First National Bank

Check Writter

No town is complete without a bank and ours of course is a branch of the trusty First National.  We are served by the train that comes through once a day and that of course, brings money to our community.

Here you will see some of the accessories used in the daily operation of a very important business in our little village.   One such item is a check writer as seen in the photo and along the counter you will see many more things that were newly invented around the turn of the century.   We have a strong box that came off the stage coach and not what you may have seen in the western movies.  It is strong enough to hold most things of value, if by no other means then weight.

The teller cage came form a bank in Whitewood, South Dakota.  As far as we know the last time it was used was when the bank was robbed by the “Hole in the Wall Gang”.  It was replaced with a cast iron teller cage which the bank thought might stop the robberies.  We also have a safe from the First State Bank and it dates from the early 1900’s.  The bank went out of business in the early 30’s and Dobby lost ten dollars when it closed.

All the teller duties were done by hand.  there were no electric typewriters, 10 key adding machines or computers in those early days.  Somehow things managed to get done and at the right speed for the times.
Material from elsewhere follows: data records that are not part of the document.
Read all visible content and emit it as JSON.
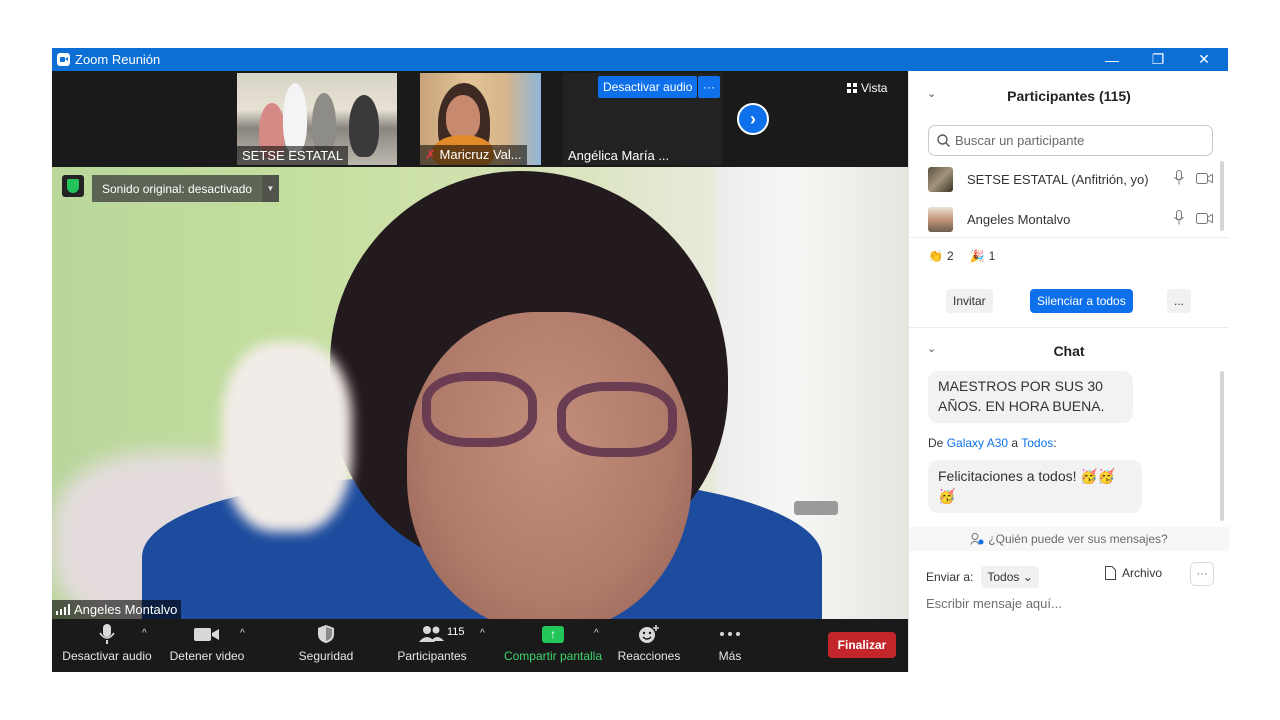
{
  "window": {
    "title": "Zoom Reunión",
    "minimize_icon": "—",
    "restore_icon": "❐",
    "close_icon": "✕"
  },
  "thumbnails": [
    {
      "name": "SETSE ESTATAL"
    },
    {
      "name": "Maricruz Val..."
    },
    {
      "name": "Angélica María ..."
    }
  ],
  "top_controls": {
    "unmute_label": "Desactivar audio",
    "more_label": "···",
    "next_arrow": "›",
    "view_label": "Vista"
  },
  "speaker": {
    "original_sound": "Sonido original: desactivado",
    "dropdown": "▼",
    "name": "Angeles Montalvo"
  },
  "toolbar": {
    "audio": "Desactivar audio",
    "video": "Detener video",
    "security": "Seguridad",
    "participants": "Participantes",
    "participants_count": "115",
    "share": "Compartir pantalla",
    "reactions": "Reacciones",
    "more": "Más",
    "end": "Finalizar",
    "caret": "^"
  },
  "participants_panel": {
    "title": "Participantes (115)",
    "chevron": "⌄",
    "search_placeholder": "Buscar un participante",
    "rows": [
      {
        "name": "SETSE ESTATAL (Anfitrión, yo)"
      },
      {
        "name": "Angeles Montalvo"
      }
    ],
    "reactions": [
      {
        "emoji": "👏",
        "count": "2"
      },
      {
        "emoji": "🎉",
        "count": "1"
      }
    ],
    "invite": "Invitar",
    "mute_all": "Silenciar a todos",
    "more": "..."
  },
  "chat_panel": {
    "title": "Chat",
    "chevron": "⌄",
    "message1": "MAESTROS POR SUS 30 AÑOS. EN HORA BUENA.",
    "from_prefix": "De",
    "from_sender": "Galaxy A30",
    "from_mid": "a",
    "from_target": "Todos",
    "from_suffix": ":",
    "message2": "Felicitaciones a todos! 🥳🥳🥳",
    "who_sees": "¿Quién puede ver sus mensajes?",
    "send_to_label": "Enviar a:",
    "send_to_value": "Todos ⌄",
    "file_label": "Archivo",
    "more": "···",
    "input_placeholder": "Escribir mensaje aquí..."
  },
  "colors": {
    "accent": "#0e71eb",
    "title_bar": "#0b6fd6",
    "end_button": "#c2262b",
    "share_green": "#23c65a"
  },
  "icons": {
    "mic": "mic-icon",
    "camera": "camera-icon",
    "shield": "shield-icon",
    "people": "people-icon",
    "share": "share-screen-icon",
    "reaction": "emoji-icon",
    "more": "more-icon",
    "search": "search-icon",
    "file": "file-icon"
  }
}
For some reason people were in less of a rush in those days.  We have a register from one of the local banks that shows some of the early transactions made on a typical day such as “Mrs. Jones deposited .25 – savings”.

Of course, if you needed crop seed money or wanted to buy a new team of horses, oxen and maybe later a new fangled tractor the bank was the place to come.  It always helped to stay on the good side of the banker.

You will also see on the inside of the bank a patent Attorney’s office with some of the patent books for a six month period of 1906.  Wherever you see a piece of paper sticking out of the book, there is something on that page that Dobby has in his vast collection.

What a marvelous age to live in.


Photo courtesy of: Mckaso Photo Art